  • Inflation and monetary policy – Higher Philippine inflation typically depreciates the currency as it drives up import costs. Tighter BSP monetary policy to curb inflation tends to attract capital inflows and support the peso.
  • Economic growth prospects – Strong Philippine economic growth provides optimism that attracts foreign investment. This boosts the peso. Meanwhile, dismal growth outlooks have the opposite effect.
  • Political climate – Political uncertainty, elections, changes in leadership and related events can stoke market volatility that weakens the peso. Stable politics supports the currency.
  • Remittances and BPO revenue – As one of the world’s top remittance recipients and largest BPO hosts, flows from OFWs and call centers significantly influence PHP exchange rates.
  • External shocks – Regional currency crises, economic recessions in key trade partners, natural disasters, and other external shocks often spark Philippine peso depreciation.

Trading the Philippine Peso – Tips and Strategy

For forex traders, the Philippine peso provides unique opportunities amid its emerging market dynamics. Here are some tips for trading the PHP:

  • Closely monitor U.S. interest rates – The PHP has a strong inverse correlation to U.S. rates. Rising U.S. yields often spark PHP depreciation.
  • Follow Philippine inflation – Higher than expected inflation can pressure the BSP to tighten, leading to PHP strength.
  • Watch for BSP policy changes – The central bank occasionally intervenes directly in the forex market when the peso moves too sharply.
  • Monitor OFW remittances – These flows dominate the PHP’s value. Unexpected declines in remittances weaken the currency.
  • Mind regional risk sentiment – Contagion from financial crises across Southeast Asia often impacts the Philippine peso.
  • Trade USD/PHP around key levels – Important resistance levels are 54 and 55. Support levels are 53 and 52.
  • Utilize carry trades – When Philippine rates are higher than U.S./regional rates, carry trading the high-yielding PHP can be profitable.
  • Manage risk carefully – High PHP volatility necessitates stops and vigilant risk parameters. Unexpected BSP decisions can quickly swing rates.

With proper risk management, developing a well-planned, data-driven Philippine peso trading strategy can produce solid results. Time entries and exits carefully around economic data releases, policy shifts, and technical levels. The USD/PHP pair offers savvy forex traders an emerging market currency pair full of potential.

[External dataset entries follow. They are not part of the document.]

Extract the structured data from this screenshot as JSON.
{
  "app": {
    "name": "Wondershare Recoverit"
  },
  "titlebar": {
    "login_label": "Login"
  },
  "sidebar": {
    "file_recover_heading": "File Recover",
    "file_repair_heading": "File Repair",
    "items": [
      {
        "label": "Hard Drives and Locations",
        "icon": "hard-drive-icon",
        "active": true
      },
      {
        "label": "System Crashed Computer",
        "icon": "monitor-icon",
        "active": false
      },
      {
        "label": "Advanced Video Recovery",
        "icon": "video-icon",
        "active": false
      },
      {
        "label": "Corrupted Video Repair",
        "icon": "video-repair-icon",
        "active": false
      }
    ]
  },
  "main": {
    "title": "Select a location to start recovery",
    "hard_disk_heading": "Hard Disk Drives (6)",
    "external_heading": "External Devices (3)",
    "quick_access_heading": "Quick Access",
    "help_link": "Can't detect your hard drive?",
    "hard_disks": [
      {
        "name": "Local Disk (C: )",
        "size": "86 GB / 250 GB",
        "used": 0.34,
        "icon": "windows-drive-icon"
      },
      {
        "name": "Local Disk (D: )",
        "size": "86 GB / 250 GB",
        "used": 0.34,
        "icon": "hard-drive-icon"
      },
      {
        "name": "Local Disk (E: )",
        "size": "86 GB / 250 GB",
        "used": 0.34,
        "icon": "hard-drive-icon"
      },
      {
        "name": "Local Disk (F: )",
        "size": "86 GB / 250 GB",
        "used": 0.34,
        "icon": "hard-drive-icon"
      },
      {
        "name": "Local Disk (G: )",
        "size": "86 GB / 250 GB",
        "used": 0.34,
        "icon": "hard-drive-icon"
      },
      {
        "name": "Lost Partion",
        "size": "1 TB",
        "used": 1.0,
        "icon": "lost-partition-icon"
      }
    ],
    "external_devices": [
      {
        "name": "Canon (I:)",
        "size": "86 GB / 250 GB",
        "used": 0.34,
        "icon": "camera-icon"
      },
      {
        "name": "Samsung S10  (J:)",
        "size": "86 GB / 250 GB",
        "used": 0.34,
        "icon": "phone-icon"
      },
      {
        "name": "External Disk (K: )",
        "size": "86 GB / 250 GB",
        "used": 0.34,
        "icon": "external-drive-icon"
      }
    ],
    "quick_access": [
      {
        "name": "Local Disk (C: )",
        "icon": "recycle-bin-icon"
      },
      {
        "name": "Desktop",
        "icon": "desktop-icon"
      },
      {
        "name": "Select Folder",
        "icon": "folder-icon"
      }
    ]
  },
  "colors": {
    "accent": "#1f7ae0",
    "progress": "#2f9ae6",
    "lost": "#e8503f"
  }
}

As we have explored, the Philippine peso has evolved into a free-floating currency that plays a pivotal role in the growing Southeast Asian economy. While relatively stable, the PHP still experiences routine fluctuations driven by a variety of macroeconomic and market factors.

For traders, understanding the dynamics around PHP exchange rates allows one to profit from the currency pair’s movements. With strong economic fundamentals and an optimistic growth outlook, the Philippines and the peso present exciting opportunities for FX trading and investment. By utilizing prudent risk management and crafting an intelligent strategy, the PHP’s volatility can be turned into trading upside.